Chemical etching and laser etching are two different processes used to create markings or designs on various materials, including metals. Here's a comparison between chemical etching and laser etching:
1. Process: Chemical etching, also known as chemical milling or chemical machining, involves selectively removing material from the surface of a material using chemical etchants. The etchants react with the material and dissolve it, creating the desired design or pattern.
2. Technique: Chemical etching uses masks or stencils to protect the areas that should not be etched, allowing precise control over the etching process. The etching depth and quality can be controlled by factors such as etchant concentration, temperature, and exposure time.
3. Versatility: Chemical etching is suitable for various metals, including stainless steel, copper, aluminum, and more. It allows for intricate designs, fine details, and high-precision etching.
4. Cost-Effectiveness: Chemical etching can be cost-effective for high-volume production runs as the process can be easily scaled up. The initial setup costs can be offset by the ability to etch multiple parts simultaneously.
5. Material Properties: Chemical etching does not generate heat during the process, making it suitable for materials with sensitive properties or coatings. It does not affect the structural integrity of the material.
1. Process: Laser etching, also known as laser marking or laser engraving, uses a laser beam to selectively heat and vaporize the surface of a material, creating markings or designs. The laser beam removes material through ablation or changes its color through a surface reaction.
2. Technique: Laser etching offers high precision and control, allowing for intricate and detailed designs. It can achieve various effects, including surface etching, deep engraving, or color change depending on the laser settings.
3. Versatility: Laser etching can be applied to a wide range of materials, including metals, plastics, glass, wood, and more. It is commonly used for marking serial numbers, logos, barcodes, or other permanent identification on products.
4. Speed: Laser etching is generally faster than chemical etching, especially for small or simple designs. It offers high throughput and can be easily automated for efficient production.
5. Flexibility: Laser etching allows for on-the-fly customization and quick design iterations. It can handle complex designs or variable data without the need for additional tooling or masks.
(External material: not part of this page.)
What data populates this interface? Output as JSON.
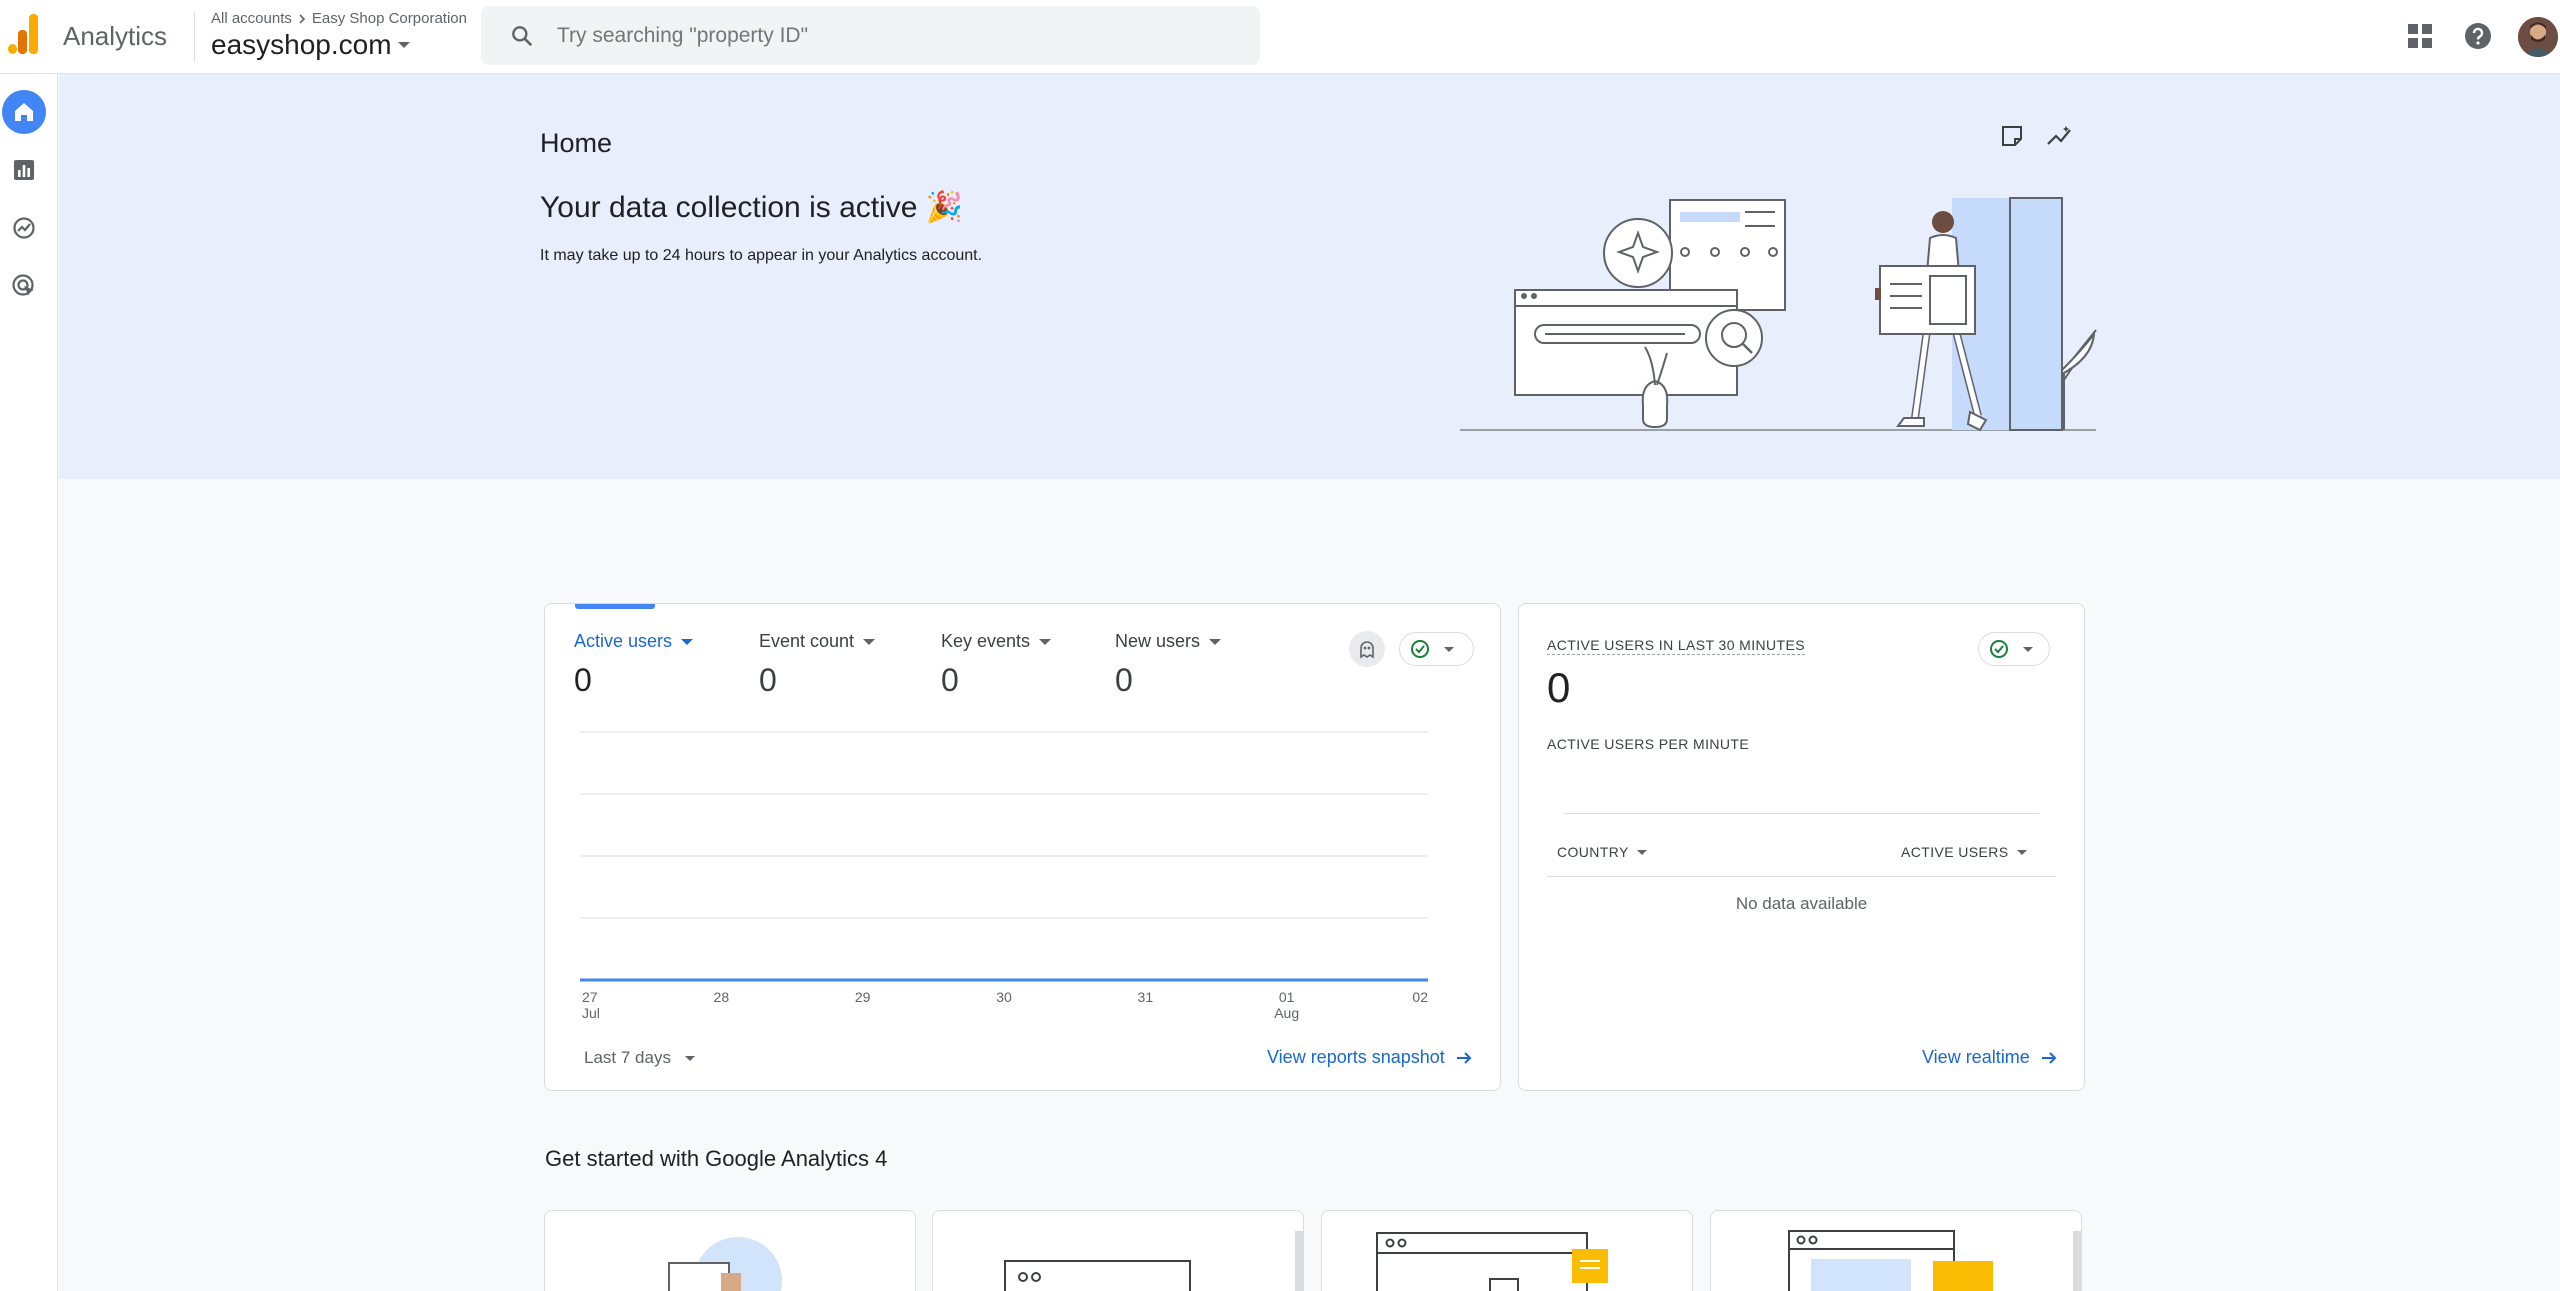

Both chemical etching and laser etching have their advantages and are chosen based on factors such as the desired outcome, material characteristics, production volume, and cost considerations. The choice between the two depends on the specific requirements of the project and the capabilities of the equipment and processes available.